SALT LAKE CITY — Utah Attorney General Sean Reyes hosted the state's diverse Polynesian communities in a kava ceremony in the middle of the Capitol rotunda.
The Friday afternoon event was meant to bring together Utah's Pacific Islander communities to show their culture and bring their elders together with chiefs of police and the legislature. Reyes said many Polynesians are undocumented and he wanted them to not be afraid of law enforcement.
While not a traditional kava ceremony, Reyes said he was hoping to acquaint the Polynesian culture with the legislature.
"We’re bringing everyone’s traditions together" he told the crowd.

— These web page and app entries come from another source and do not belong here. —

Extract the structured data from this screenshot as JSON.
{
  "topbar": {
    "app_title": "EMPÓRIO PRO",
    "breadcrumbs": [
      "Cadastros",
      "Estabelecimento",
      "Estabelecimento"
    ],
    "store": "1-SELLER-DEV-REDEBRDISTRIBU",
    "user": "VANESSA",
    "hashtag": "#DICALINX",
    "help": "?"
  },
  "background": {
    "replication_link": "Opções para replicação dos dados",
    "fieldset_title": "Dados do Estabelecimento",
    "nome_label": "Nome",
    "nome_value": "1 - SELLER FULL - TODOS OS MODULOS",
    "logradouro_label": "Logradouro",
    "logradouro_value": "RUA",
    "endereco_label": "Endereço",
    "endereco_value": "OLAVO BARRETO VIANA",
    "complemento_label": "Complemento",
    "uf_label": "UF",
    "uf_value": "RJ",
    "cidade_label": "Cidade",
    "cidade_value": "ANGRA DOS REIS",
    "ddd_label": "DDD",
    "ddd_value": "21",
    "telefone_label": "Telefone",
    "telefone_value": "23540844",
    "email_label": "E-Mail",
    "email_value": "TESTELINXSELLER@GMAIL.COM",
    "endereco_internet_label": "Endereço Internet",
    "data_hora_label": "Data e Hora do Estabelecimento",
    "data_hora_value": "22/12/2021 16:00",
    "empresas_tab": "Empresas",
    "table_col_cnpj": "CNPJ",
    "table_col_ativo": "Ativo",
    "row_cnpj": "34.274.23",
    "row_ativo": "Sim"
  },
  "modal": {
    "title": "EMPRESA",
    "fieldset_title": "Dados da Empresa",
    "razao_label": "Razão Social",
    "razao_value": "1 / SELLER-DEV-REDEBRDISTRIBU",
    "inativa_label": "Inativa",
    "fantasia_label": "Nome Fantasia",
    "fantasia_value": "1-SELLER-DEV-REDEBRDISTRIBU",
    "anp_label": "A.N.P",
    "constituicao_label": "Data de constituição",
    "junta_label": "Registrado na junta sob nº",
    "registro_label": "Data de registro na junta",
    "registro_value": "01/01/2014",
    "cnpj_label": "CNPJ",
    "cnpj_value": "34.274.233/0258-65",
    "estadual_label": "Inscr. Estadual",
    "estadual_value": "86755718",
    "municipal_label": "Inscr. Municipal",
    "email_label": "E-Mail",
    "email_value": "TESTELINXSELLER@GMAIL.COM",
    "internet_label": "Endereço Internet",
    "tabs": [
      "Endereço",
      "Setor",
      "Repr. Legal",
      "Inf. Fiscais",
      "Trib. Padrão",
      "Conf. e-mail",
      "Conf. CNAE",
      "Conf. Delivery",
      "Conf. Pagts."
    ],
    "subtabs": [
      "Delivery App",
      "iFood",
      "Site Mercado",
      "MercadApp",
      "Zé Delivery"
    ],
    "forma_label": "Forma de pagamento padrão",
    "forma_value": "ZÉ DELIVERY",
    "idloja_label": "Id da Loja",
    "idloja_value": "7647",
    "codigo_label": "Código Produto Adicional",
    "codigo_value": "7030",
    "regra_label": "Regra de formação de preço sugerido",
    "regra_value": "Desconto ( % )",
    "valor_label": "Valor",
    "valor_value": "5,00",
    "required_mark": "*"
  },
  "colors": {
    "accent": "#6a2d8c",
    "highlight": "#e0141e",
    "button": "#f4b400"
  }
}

Dances and other cultural demonstrations were put on in the Capitol rotunda as lobbyists, lawmakers and tourists walked by. Joined by Provo Mayor Michelle Kaufusi, they partook of the kava drink which one Fijian elder told the crowd is "a taste you have to get used to."
Kava ceremonies are about peace and coming together in "one spirit," the attorney general said.
Utah has the highest per capita population of Polynesians in the continental United States. Reyes is one of the highest ranking Polynesian elected officials.
Speaking to Polynesian youth in the crowd he told them to "be proud of our culture and never, ever, ever apologize for being Pacific Islander."